The general election in May 2014 showed that the ANC still retained a secure, albeit diminishing, lead with 62% of seats in parliament and a majority in eight out of nine provincial legislatures (Smith, 9 May 2014). Elections, both general and municipal, are on a five year rotation; the population is unable to impose their political will through the ballot box for long periods of time. Furthermore, the ANC policy of ‘cadre deployment’, in which loyal and politically connected individuals are given municipal positions, means that public servants are more concerned about the support of party bosses than the electorate (Alexander, 2010).
As a result, demonstrations have become an important method by which communities interact with the local government. Riots and protests accounted for 82% of all conflict events in South Africa. The emergence of the ‘service delivery’ demonstrations by communities against the perceived substandard provision of utilities (such as water, sanitation, electricity and subsidised housing) by the local government shows that civilian collective action is becoming an useful tool in provoking a response from a secure government, which is often perceived as inflexible.
However, 2014 represented the first year that service delivery demonstrations declined since 2011, accounting for 22% of all riots and protests as opposed to 26% in 2013. This could be due to the interrupting factor of the 2014 general elections. Though the number of service delivery demonstrations has tended to mirror the number of non-service delivery demonstrations, April 2014 marked a point of departure when service delivery demonstrations declined and others increased.
Previous studies on service delivery demonstrations have found that elections can dampen rates as communities can express their grievance through the ballot box (Karamoka, 2011). The aftermath of the electoral period in 2014 saw a slow but steady rise in service delivery demonstrations as communities begin to fight for the fulfilment of promises made during the electoral period. In contrast, a significant portion of the increase in other forms of demonstration comes from party members and cadres marching to display their political allegiance.
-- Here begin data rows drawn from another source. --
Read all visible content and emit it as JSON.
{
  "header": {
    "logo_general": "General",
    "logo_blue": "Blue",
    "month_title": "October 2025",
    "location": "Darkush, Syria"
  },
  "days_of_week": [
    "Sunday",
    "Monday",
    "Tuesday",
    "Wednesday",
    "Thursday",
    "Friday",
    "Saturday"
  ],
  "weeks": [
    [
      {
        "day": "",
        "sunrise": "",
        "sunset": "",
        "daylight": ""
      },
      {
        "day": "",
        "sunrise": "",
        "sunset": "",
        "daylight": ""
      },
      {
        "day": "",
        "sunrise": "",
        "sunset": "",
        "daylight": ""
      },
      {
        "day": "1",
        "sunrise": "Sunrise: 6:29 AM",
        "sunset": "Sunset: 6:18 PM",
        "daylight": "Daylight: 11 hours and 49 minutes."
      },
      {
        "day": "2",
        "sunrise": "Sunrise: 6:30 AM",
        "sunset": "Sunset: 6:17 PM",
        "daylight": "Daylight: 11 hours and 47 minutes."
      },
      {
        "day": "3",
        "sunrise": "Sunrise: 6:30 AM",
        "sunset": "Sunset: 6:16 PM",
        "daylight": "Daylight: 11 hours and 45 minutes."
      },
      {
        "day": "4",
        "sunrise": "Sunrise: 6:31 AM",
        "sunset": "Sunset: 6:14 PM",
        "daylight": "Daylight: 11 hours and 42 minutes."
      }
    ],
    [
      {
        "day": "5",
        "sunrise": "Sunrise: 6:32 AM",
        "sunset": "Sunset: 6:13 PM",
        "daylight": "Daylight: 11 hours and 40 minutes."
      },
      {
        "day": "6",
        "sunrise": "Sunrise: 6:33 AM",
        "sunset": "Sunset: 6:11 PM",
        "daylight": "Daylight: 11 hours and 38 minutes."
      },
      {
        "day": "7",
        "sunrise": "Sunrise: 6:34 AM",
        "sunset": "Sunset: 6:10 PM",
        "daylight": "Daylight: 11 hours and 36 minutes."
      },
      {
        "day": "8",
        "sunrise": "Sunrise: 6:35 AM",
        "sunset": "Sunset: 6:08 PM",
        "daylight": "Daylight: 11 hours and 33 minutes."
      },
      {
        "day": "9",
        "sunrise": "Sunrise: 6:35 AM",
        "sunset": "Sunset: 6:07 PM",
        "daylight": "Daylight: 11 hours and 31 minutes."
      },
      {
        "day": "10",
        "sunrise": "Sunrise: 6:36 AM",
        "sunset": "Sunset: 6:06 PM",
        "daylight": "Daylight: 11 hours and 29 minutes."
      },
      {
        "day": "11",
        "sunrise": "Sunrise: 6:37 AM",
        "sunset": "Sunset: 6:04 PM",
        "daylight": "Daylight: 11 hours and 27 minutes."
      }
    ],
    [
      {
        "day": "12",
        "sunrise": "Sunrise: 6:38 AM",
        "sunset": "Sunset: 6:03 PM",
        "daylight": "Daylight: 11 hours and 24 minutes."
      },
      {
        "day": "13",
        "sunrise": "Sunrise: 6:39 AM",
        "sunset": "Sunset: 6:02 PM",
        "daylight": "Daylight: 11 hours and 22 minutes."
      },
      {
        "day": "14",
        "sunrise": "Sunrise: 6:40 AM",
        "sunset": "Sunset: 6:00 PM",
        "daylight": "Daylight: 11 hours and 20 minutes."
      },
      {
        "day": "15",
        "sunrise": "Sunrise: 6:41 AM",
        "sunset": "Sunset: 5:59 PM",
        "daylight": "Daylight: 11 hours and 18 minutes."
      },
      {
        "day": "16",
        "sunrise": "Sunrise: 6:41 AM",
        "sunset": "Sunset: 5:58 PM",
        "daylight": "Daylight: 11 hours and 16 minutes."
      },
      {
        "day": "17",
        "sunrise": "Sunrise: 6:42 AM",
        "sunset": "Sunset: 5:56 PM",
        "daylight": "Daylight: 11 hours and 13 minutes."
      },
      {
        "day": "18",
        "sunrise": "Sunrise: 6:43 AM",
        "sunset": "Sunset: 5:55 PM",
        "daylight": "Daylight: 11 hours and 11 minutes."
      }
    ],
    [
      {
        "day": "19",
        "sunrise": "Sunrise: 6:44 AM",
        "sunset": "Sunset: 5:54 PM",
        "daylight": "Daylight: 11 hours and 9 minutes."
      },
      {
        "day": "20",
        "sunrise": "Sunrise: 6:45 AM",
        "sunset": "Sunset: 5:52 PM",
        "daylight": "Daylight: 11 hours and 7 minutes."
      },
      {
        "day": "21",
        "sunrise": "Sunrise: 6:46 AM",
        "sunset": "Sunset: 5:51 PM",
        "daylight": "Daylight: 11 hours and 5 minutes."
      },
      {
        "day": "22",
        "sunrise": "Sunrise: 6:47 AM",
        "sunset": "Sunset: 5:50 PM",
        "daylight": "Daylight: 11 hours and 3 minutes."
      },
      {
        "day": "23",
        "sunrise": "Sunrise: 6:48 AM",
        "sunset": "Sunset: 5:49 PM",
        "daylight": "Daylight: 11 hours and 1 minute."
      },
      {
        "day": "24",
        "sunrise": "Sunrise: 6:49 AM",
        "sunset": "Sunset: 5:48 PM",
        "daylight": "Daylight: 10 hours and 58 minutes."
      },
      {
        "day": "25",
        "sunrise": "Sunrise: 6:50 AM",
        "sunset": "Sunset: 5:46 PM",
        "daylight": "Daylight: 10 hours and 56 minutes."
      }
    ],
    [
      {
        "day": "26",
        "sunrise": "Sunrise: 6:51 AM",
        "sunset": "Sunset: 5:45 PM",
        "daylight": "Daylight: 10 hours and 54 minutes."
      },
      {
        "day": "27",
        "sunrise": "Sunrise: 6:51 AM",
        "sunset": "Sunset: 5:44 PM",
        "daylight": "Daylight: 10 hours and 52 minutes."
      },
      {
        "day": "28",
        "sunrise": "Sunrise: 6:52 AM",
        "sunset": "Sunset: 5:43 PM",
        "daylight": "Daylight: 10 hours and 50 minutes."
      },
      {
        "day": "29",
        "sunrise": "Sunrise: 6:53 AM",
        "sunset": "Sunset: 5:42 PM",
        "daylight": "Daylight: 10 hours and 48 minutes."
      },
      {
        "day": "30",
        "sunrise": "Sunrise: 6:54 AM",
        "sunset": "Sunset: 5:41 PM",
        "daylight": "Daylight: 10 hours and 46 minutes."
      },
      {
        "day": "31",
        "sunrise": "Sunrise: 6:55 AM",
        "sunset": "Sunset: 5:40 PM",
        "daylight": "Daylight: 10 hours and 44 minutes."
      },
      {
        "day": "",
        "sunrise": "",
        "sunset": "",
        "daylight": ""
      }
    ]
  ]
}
Service delivery demonstrations are generally more violent than other forms with 59% being classified as ‘rioting’. The next electoral contest is the municipal elections in 2016. This raises the possibility that 2015 may see an increase in service delivery demonstrations, leading to an increase in violent collective action overall.